## What you have to do
All that is needed is every record, duplicated exactly.

[Web page and app entries]
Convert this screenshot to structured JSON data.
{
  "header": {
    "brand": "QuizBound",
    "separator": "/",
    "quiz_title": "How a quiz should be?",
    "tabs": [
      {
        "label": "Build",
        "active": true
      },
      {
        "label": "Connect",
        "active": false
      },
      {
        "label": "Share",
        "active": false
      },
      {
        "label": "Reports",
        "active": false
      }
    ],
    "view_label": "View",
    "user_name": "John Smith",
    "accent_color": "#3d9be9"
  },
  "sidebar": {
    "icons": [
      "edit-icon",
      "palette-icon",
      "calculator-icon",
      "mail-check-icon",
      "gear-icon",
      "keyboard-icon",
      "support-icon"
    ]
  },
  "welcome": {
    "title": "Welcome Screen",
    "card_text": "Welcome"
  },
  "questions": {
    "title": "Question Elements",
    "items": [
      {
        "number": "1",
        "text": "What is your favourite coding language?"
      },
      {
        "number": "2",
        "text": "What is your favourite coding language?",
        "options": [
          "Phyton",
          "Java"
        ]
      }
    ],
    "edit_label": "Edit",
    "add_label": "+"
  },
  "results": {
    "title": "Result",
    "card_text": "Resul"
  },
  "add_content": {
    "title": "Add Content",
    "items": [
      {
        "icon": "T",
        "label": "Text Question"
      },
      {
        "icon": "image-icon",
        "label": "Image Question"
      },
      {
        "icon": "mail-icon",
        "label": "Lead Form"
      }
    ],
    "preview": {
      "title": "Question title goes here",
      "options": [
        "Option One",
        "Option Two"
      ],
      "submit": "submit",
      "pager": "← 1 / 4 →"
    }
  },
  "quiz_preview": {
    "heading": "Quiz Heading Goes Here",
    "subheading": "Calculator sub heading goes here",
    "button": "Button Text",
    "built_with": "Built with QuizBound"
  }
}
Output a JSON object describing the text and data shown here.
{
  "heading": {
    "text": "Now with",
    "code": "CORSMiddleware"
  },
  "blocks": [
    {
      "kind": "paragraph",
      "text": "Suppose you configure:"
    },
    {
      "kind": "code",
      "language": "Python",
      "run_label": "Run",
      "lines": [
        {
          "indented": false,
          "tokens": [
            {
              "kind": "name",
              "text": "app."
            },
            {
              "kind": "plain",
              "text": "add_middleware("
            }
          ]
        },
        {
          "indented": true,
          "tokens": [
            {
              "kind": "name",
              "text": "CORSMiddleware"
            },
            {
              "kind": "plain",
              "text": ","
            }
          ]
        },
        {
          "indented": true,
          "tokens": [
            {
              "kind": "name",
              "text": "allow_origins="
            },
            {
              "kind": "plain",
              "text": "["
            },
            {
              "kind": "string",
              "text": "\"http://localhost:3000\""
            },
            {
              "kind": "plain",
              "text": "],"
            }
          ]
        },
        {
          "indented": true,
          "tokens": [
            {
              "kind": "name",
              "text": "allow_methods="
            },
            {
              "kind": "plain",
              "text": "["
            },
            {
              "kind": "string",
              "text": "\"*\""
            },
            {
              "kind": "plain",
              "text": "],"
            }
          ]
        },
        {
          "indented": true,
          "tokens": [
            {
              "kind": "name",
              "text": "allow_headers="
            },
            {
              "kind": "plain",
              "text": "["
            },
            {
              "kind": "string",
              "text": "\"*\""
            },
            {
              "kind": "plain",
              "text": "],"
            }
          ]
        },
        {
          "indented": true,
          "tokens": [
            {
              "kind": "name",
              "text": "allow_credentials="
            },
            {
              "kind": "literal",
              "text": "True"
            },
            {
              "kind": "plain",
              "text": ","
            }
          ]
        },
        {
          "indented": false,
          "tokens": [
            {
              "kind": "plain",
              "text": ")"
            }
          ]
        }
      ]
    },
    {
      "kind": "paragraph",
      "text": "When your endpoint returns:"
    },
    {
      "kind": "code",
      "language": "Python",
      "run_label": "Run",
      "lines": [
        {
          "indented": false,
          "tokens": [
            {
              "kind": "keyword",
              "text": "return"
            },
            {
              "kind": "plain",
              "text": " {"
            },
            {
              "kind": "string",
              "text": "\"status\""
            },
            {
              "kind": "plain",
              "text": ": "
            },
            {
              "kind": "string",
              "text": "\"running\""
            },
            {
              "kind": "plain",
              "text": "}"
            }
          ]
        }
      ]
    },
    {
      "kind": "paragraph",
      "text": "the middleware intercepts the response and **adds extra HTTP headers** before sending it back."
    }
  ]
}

## Result
Convert this screenshot to structured JSON data.
{
  "header": {
    "brand": "QuizBound",
    "separator": "/",
    "quiz_title": "How a quiz should be?",
    "tabs": [
      {
        "label": "Build",
        "active": true
      },
      {
        "label": "Connect",
        "active": false
      },
      {
        "label": "Share",
        "active": false
      },
      {
        "label": "Reports",
        "active": false
      }
    ],
    "view_label": "View",
    "user_name": "John Smith",
    "accent_color": "#3d9be9"
  },
  "sidebar": {
    "icons": [
      "edit-icon",
      "palette-icon",
      "calculator-icon",
      "mail-check-icon",
      "gear-icon",
      "keyboard-icon",
      "support-icon"
    ]
  },
  "welcome": {
    "title": "Welcome Screen",
    "card_text": "Welcome"
  },
  "questions": {
    "title": "Question Elements",
    "items": [
      {
        "number": "1",
        "text": "What is your favourite coding language?"
      },
      {
        "number": "2",
        "text": "What is your favourite coding language?",
        "options": [
          "Phyton",
          "Java"
        ]
      }
    ],
    "edit_label": "Edit",
    "add_label": "+"
  },
  "results": {
    "title": "Result",
    "card_text": "Resul"
  },
  "add_content": {
    "title": "Add Content",
    "items": [
      {
        "icon": "T",
        "label": "Text Question"
      },
      {
        "icon": "image-icon",
        "label": "Image Question"
      },
      {
        "icon": "mail-icon",
        "label": "Lead Form"
      }
    ],
    "preview": {
      "title": "Question title goes here",
      "options": [
        "Option One",
        "Option Two"
      ],
      "submit": "submit",
      "pager": "← 1 / 4 →"
    }
  },
  "quiz_preview": {
    "heading": "Quiz Heading Goes Here",
    "subheading": "Calculator sub heading goes here",
    "button": "Button Text",
    "built_with": "Built with QuizBound"
  }
}
Output a JSON object describing the text and data shown here.
{
  "heading": {
    "text": "Now with",
    "code": "CORSMiddleware"
  },
  "blocks": [
    {
      "kind": "paragraph",
      "text": "Suppose you configure:"
    },
    {
      "kind": "code",
      "language": "Python",
      "run_label": "Run",
      "lines": [
        {
          "indented": false,
          "tokens": [
            {
              "kind": "name",
              "text": "app."
            },
            {
              "kind": "plain",
              "text": "add_middleware("
            }
          ]
        },
        {
          "indented": true,
          "tokens": [
            {
              "kind": "name",
              "text": "CORSMiddleware"
            },
            {
              "kind": "plain",
              "text": ","
            }
          ]
        },
        {
          "indented": true,
          "tokens": [
            {
              "kind": "name",
              "text": "allow_origins="
            },
            {
              "kind": "plain",
              "text": "["
            },
            {
              "kind": "string",
              "text": "\"http://localhost:3000\""
            },
            {
              "kind": "plain",
              "text": "],"
            }
          ]
        },
        {
          "indented": true,
          "tokens": [
            {
              "kind": "name",
              "text": "allow_methods="
            },
            {
              "kind": "plain",
              "text": "["
            },
            {
              "kind": "string",
              "text": "\"*\""
            },
            {
              "kind": "plain",
              "text": "],"
            }
          ]
        },
        {
          "indented": true,
          "tokens": [
            {
              "kind": "name",
              "text": "allow_headers="
            },
            {
              "kind": "plain",
              "text": "["
            },
            {
              "kind": "string",
              "text": "\"*\""
            },
            {
              "kind": "plain",
              "text": "],"
            }
          ]
        },
        {
          "indented": true,
          "tokens": [
            {
              "kind": "name",
              "text": "allow_credentials="
            },
            {
              "kind": "literal",
              "text": "True"
            },
            {
              "kind": "plain",
              "text": ","
            }
          ]
        },
        {
          "indented": false,
          "tokens": [
            {
              "kind": "plain",
              "text": ")"
            }
          ]
        }
      ]
    },
    {
      "kind": "paragraph",
      "text": "When your endpoint returns:"
    },
    {
      "kind": "code",
      "language": "Python",
      "run_label": "Run",
      "lines": [
        {
          "indented": false,
          "tokens": [
            {
              "kind": "keyword",
              "text": "return"
            },
            {
              "kind": "plain",
              "text": " {"
            },
            {
              "kind": "string",
              "text": "\"status\""
            },
            {
              "kind": "plain",
              "text": ": "
            },
            {
              "kind": "string",
              "text": "\"running\""
            },
            {
              "kind": "plain",
              "text": "}"
            }
          ]
        }
      ]
    },
    {
      "kind": "paragraph",
      "text": "the middleware intercepts the response and **adds extra HTTP headers** before sending it back."
    }
  ]
}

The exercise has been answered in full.